* [WORK ITEM]
Copy the records below in full and leave every image out of the copy.

++++ MATERIAL FOR THIS EXERCISE

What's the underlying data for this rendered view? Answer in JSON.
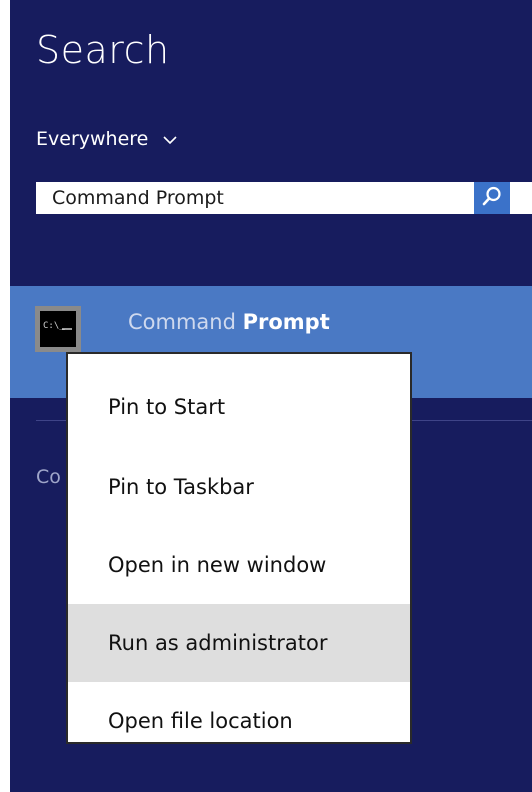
{
  "search": {
    "title": "Search",
    "scope_label": "Everywhere",
    "query": "Command Prompt"
  },
  "result": {
    "name_dim": "Command ",
    "name_bold": "Prompt",
    "icon_text": "C:\\_"
  },
  "section": {
    "label_visible": "Co"
  },
  "context_menu": {
    "items": [
      {
        "label": "Pin to Start"
      },
      {
        "label": "Pin to Taskbar"
      },
      {
        "label": "Open in new window"
      },
      {
        "label": "Run as administrator",
        "highlighted": true
      },
      {
        "label": "Open file location"
      }
    ]
  },
  "colors": {
    "pane_bg": "#171c5e",
    "result_bg": "#4a79c4",
    "search_button_bg": "#3b72c9",
    "menu_highlight": "#dedede"
  }
}
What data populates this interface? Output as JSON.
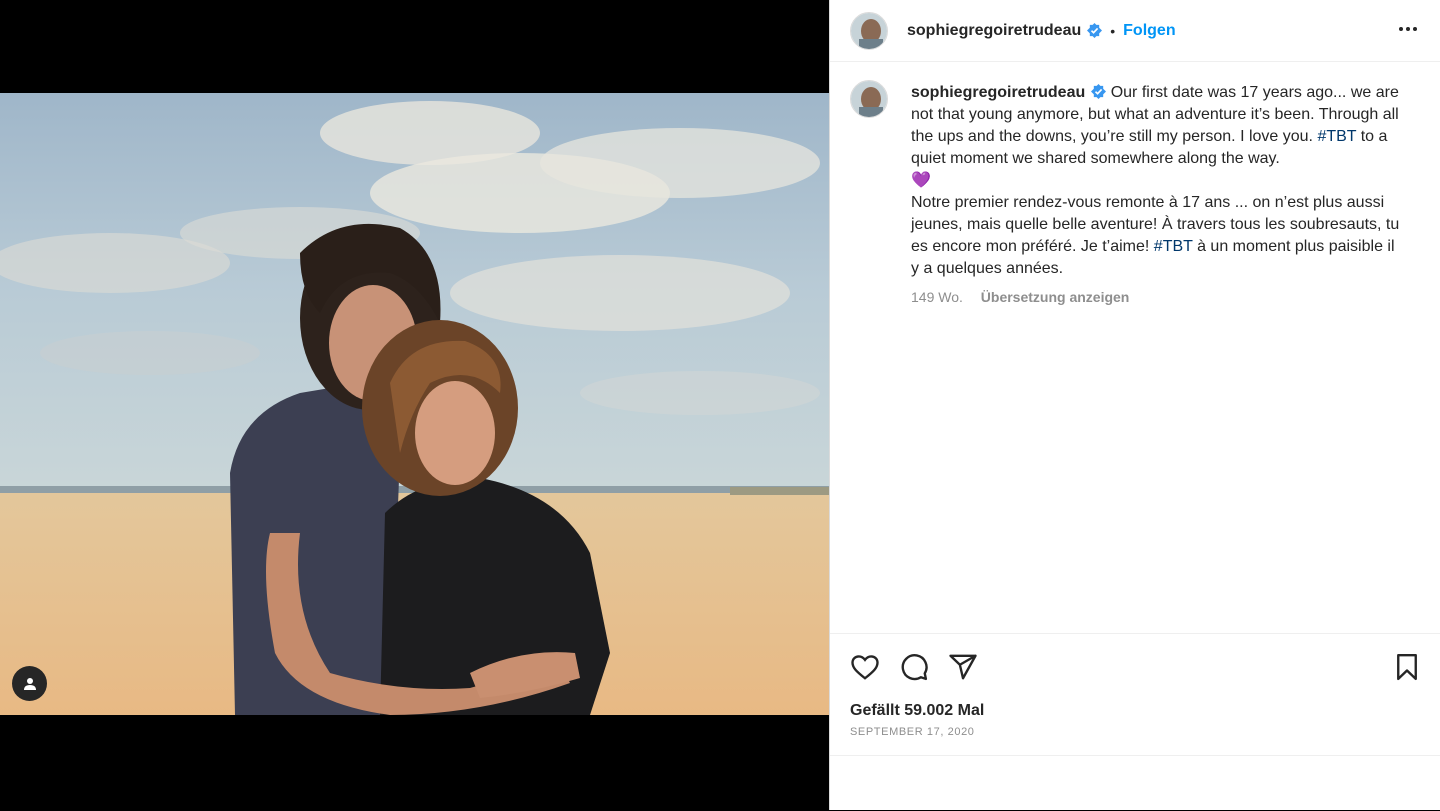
{
  "post": {
    "username": "sophiegregoiretrudeau",
    "follow_label": "Folgen",
    "separator": "•",
    "more_label": "•••"
  },
  "caption": {
    "username": "sophiegregoiretrudeau",
    "text_en_1": "Our first date was 17 years ago... we are not that young anymore, but what an adventure it’s been. Through all the ups and the downs, you’re still my person. I love you.",
    "hashtag_1": "#TBT",
    "text_en_2": "to a quiet moment we shared somewhere along the way.",
    "emoji": "💜",
    "text_fr_1": "Notre premier rendez-vous remonte à 17 ans ... on n’est plus aussi jeunes, mais quelle belle aventure! À travers tous les soubresauts, tu es encore mon préféré. Je t’aime!",
    "hashtag_2": "#TBT",
    "text_fr_2": "à un moment plus paisible il y a quelques années.",
    "age": "149 Wo.",
    "translate_label": "Übersetzung anzeigen"
  },
  "footer": {
    "likes": "Gefällt 59.002 Mal",
    "date": "SEPTEMBER 17, 2020"
  },
  "colors": {
    "accent": "#0095f6",
    "verified": "#3897f0",
    "hashtag": "#00376b"
  },
  "icons": {
    "tag": "user-tag-icon",
    "like": "heart-icon",
    "comment": "comment-icon",
    "share": "paper-plane-icon",
    "save": "bookmark-icon",
    "more": "more-horizontal-icon",
    "verified": "verified-badge-icon"
  }
}
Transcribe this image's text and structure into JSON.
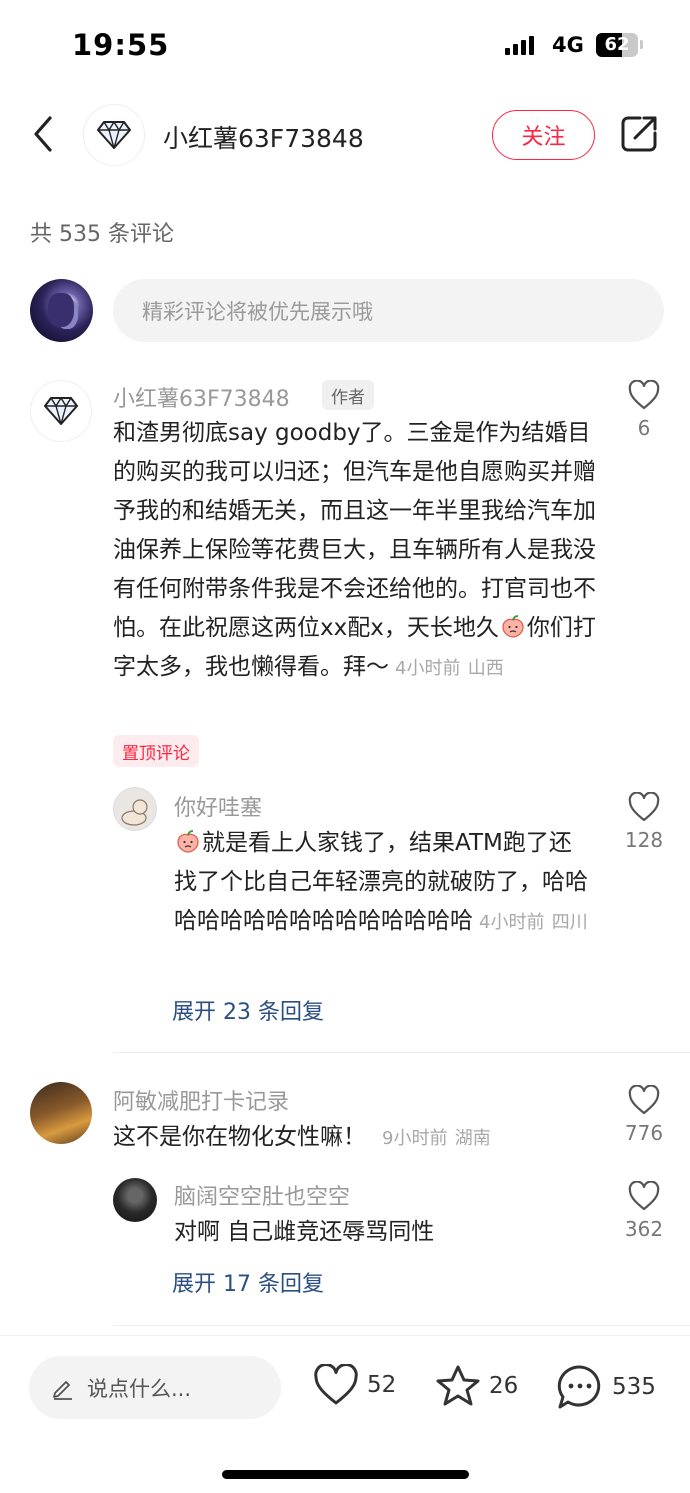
{
  "status_bar": {
    "time": "19:55",
    "network": "4G",
    "battery": "62",
    "battery_level": 0.62
  },
  "header": {
    "author_name": "小红薯63F73848",
    "follow_label": "关注"
  },
  "comments_header": {
    "count_text": "共 535 条评论"
  },
  "comment_input": {
    "placeholder": "精彩评论将被优先展示哦"
  },
  "comments": [
    {
      "name": "小红薯63F73848",
      "tag": "作者",
      "text_before_emoji": "和渣男彻底say goodby了。三金是作为结婚目的购买的我可以归还；但汽车是他自愿购买并赠予我的和结婚无关，而且这一年半里我给汽车加油保养上保险等花费巨大，且车辆所有人是我没有任何附带条件我是不会还给他的。打官司也不怕。在此祝愿这两位xx配x，天长地久",
      "text_after_emoji": "你们打字太多，我也懒得看。拜～",
      "time": "4小时前",
      "location": "山西",
      "likes": "6",
      "pinned_label": "置顶评论",
      "reply": {
        "name": "你好哇塞",
        "text": "就是看上人家钱了，结果ATM跑了还找了个比自己年轻漂亮的就破防了，哈哈哈哈哈哈哈哈哈哈哈哈哈哈哈",
        "time": "4小时前",
        "location": "四川",
        "likes": "128"
      },
      "expand_label": "展开 23 条回复"
    },
    {
      "name": "阿敏减肥打卡记录",
      "text": "这不是你在物化女性嘛！",
      "time": "9小时前",
      "location": "湖南",
      "likes": "776",
      "reply": {
        "name": "脑阔空空肚也空空",
        "text": "对啊 自己雌竞还辱骂同性",
        "likes": "362"
      },
      "expand_label": "展开 17 条回复"
    }
  ],
  "bottom_bar": {
    "input_placeholder": "说点什么...",
    "likes": "52",
    "favorites": "26",
    "comments": "535"
  },
  "colors": {
    "accent": "#ff2442",
    "link": "#2b4f85",
    "muted": "#999999"
  },
  "icons": [
    "back-icon",
    "diamond-icon",
    "share-icon",
    "heart-icon",
    "star-icon",
    "chat-icon",
    "pencil-icon",
    "peach-emoji-icon"
  ]
}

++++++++

* [TASK RESPONSE]
What's the underlying data for this rendered view? Answer in JSON.
{
  "search": {
    "title": "Search",
    "scope_label": "Everywhere",
    "query": "Command Prompt"
  },
  "result": {
    "name_dim": "Command ",
    "name_bold": "Prompt",
    "icon_text": "C:\\_"
  },
  "section": {
    "label_visible": "Co"
  },
  "context_menu": {
    "items": [
      {
        "label": "Pin to Start"
      },
      {
        "label": "Pin to Taskbar"
      },
      {
        "label": "Open in new window"
      },
      {
        "label": "Run as administrator",
        "highlighted": true
      },
      {
        "label": "Open file location"
      }
    ]
  },
  "colors": {
    "pane_bg": "#171c5e",
    "result_bg": "#4a79c4",
    "search_button_bg": "#3b72c9",
    "menu_highlight": "#dedede"
  }
}
What data populates this interface? Output as JSON.
{
  "post": {
    "username": "sophiegregoiretrudeau",
    "follow_label": "Folgen",
    "separator": "•",
    "more_label": "•••"
  },
  "caption": {
    "username": "sophiegregoiretrudeau",
    "text_en_1": "Our first date was 17 years ago... we are not that young anymore, but what an adventure it’s been. Through all the ups and the downs, you’re still my person. I love you.",
    "hashtag_1": "#TBT",
    "text_en_2": "to a quiet moment we shared somewhere along the way.",
    "emoji": "💜",
    "text_fr_1": "Notre premier rendez-vous remonte à 17 ans ... on n’est plus aussi jeunes, mais quelle belle aventure! À travers tous les soubresauts, tu es encore mon préféré. Je t’aime!",
    "hashtag_2": "#TBT",
    "text_fr_2": "à un moment plus paisible il y a quelques années.",
    "age": "149 Wo.",
    "translate_label": "Übersetzung anzeigen"
  },
  "footer": {
    "likes": "Gefällt 59.002 Mal",
    "date": "SEPTEMBER 17, 2020"
  },
  "colors": {
    "accent": "#0095f6",
    "verified": "#3897f0",
    "hashtag": "#00376b"
  },
  "icons": {
    "tag": "user-tag-icon",
    "like": "heart-icon",
    "comment": "comment-icon",
    "share": "paper-plane-icon",
    "save": "bookmark-icon",
    "more": "more-horizontal-icon",
    "verified": "verified-badge-icon"
  }
}
Transcribe this image's text and structure into JSON.
{
  "status_bar": {
    "time": "19:55",
    "network": "4G",
    "battery": "62",
    "battery_level": 0.62
  },
  "header": {
    "author_name": "小红薯63F73848",
    "follow_label": "关注"
  },
  "comments_header": {
    "count_text": "共 535 条评论"
  },
  "comment_input": {
    "placeholder": "精彩评论将被优先展示哦"
  },
  "comments": [
    {
      "name": "小红薯63F73848",
      "tag": "作者",
      "text_before_emoji": "和渣男彻底say goodby了。三金是作为结婚目的购买的我可以归还；但汽车是他自愿购买并赠予我的和结婚无关，而且这一年半里我给汽车加油保养上保险等花费巨大，且车辆所有人是我没有任何附带条件我是不会还给他的。打官司也不怕。在此祝愿这两位xx配x，天长地久",
      "text_after_emoji": "你们打字太多，我也懒得看。拜～",
      "time": "4小时前",
      "location": "山西",
      "likes": "6",
      "pinned_label": "置顶评论",
      "reply": {
        "name": "你好哇塞",
        "text": "就是看上人家钱了，结果ATM跑了还找了个比自己年轻漂亮的就破防了，哈哈哈哈哈哈哈哈哈哈哈哈哈哈哈",
        "time": "4小时前",
        "location": "四川",
        "likes": "128"
      },
      "expand_label": "展开 23 条回复"
    },
    {
      "name": "阿敏减肥打卡记录",
      "text": "这不是你在物化女性嘛！",
      "time": "9小时前",
      "location": "湖南",
      "likes": "776",
      "reply": {
        "name": "脑阔空空肚也空空",
        "text": "对啊 自己雌竞还辱骂同性",
        "likes": "362"
      },
      "expand_label": "展开 17 条回复"
    }
  ],
  "bottom_bar": {
    "input_placeholder": "说点什么...",
    "likes": "52",
    "favorites": "26",
    "comments": "535"
  },
  "colors": {
    "accent": "#ff2442",
    "link": "#2b4f85",
    "muted": "#999999"
  },
  "icons": [
    "back-icon",
    "diamond-icon",
    "share-icon",
    "heart-icon",
    "star-icon",
    "chat-icon",
    "pencil-icon",
    "peach-emoji-icon"
  ]
}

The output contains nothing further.